Objective: We evaluate the feasibility and accuracy of existing point-of-care HIV tests performed by an untrained patient compared with the routinely used HIV point-of-care test offered to patients in 2 urban emergency departments (EDs). Methods: From April 2008 through December 2009, patients who had completed a standard HIV oral fluid test performed by a trained health care professional and who were unaware of their results were recruited to perform a rapid point-of-care HIV test. Patients were given a choice of the oral fluid or the fingerstick blood point-of-care test. Evaluation of acceptability to perform the mechanics of the test was accessed by questionnaire. For the "self-test," the participant obtained his or her own sample and performed the test. The patient's results were compared with standard oral fluid results obtained by the health care professional. Results: Overall, 478 of 564 (85%) patients receiving a standard oral fluid HIV test volunteered, with a mean age of 38 to 39 years. Ninety-one percent of participants chose oral fluid and 9% chose blood (P<.05). Self-test results were 99.6% concordant with health care professionals' test results. For the self-testers, 94% of oral fluid testers and 84.4% of blood testers reported trusting the self-administered test result "very much." Furthermore, 95.6% of the oral fluid group and 93.3% of the blood group would "probably" or "definitely" perform a test at home, if available. Conclusion: This study demonstrated that a significant proportion of patients offered a self-HIV point-of-care test volunteered and preferred using oral fluid. Patients' results agreed with standard HIV point-of-care results.
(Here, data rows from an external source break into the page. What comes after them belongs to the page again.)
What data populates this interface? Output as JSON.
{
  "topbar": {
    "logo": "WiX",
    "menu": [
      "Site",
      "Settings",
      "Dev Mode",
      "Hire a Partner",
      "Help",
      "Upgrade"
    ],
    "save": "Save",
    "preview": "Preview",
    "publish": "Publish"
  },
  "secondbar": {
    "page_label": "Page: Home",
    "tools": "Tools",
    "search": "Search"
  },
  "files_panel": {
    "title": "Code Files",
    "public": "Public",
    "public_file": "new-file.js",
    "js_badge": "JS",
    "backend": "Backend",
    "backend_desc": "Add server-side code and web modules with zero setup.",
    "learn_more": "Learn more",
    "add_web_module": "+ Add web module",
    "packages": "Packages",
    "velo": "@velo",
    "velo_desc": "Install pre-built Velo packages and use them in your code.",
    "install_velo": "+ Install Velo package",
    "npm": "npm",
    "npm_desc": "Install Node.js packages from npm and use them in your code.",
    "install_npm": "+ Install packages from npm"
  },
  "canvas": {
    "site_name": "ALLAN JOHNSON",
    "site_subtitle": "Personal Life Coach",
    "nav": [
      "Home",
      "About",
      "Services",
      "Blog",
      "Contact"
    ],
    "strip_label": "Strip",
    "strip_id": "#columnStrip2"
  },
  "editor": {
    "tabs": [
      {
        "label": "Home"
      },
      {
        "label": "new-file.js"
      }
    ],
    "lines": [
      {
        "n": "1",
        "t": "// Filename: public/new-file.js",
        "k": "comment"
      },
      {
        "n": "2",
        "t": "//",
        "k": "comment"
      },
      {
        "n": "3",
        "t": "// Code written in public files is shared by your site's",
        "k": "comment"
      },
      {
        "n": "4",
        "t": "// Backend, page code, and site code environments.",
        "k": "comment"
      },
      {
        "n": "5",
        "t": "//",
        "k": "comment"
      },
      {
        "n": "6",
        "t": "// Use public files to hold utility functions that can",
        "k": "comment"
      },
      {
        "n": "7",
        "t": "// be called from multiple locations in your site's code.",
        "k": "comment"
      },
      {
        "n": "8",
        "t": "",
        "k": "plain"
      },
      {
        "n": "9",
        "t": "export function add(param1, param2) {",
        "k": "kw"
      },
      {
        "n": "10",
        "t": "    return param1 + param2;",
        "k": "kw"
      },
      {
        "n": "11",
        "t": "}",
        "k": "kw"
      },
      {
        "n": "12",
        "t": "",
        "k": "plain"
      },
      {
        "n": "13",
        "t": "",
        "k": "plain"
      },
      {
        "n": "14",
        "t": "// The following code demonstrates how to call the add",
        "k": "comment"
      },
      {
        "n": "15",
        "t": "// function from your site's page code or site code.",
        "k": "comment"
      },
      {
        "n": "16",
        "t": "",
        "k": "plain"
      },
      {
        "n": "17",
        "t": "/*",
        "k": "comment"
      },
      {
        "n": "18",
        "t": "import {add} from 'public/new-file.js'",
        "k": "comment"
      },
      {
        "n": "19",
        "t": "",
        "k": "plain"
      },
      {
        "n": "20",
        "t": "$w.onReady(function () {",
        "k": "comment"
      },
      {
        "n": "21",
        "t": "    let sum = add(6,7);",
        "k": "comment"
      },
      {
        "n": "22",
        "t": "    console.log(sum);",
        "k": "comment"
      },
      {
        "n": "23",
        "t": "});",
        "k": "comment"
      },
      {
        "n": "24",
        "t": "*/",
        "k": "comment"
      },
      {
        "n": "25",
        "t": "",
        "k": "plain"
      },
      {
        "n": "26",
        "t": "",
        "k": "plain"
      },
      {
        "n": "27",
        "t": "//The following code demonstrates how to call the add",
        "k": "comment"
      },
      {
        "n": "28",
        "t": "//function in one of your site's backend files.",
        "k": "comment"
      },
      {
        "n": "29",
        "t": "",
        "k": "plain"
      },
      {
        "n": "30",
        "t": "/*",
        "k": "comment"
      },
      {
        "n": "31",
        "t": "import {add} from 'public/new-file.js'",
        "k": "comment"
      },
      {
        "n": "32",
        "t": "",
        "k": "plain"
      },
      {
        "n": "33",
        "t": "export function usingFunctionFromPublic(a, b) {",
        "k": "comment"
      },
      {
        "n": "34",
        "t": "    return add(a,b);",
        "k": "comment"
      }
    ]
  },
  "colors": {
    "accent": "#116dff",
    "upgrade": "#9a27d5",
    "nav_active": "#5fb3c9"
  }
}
The majority of participants trusted their results and would perform a point-of-care HIV test at home, given the opportunity.
ASJC Scopus subject areas
- Emergency Medicine